WORK REQUEST> Scan the data beneath this task and copy each line that includes "placeholder".
Segment Open
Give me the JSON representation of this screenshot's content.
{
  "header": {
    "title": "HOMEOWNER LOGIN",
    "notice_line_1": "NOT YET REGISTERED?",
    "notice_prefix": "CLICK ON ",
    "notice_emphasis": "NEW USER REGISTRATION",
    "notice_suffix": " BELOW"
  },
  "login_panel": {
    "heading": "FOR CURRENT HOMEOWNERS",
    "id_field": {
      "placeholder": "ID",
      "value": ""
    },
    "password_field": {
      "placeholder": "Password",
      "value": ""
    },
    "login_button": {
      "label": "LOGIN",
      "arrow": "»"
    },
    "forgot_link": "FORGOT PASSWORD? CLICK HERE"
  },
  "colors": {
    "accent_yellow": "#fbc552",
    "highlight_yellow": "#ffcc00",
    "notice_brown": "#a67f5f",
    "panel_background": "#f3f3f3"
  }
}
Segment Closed
ANSWER FOR THE TASK>
      "placeholder": "ID",
      "placeholder": "Password",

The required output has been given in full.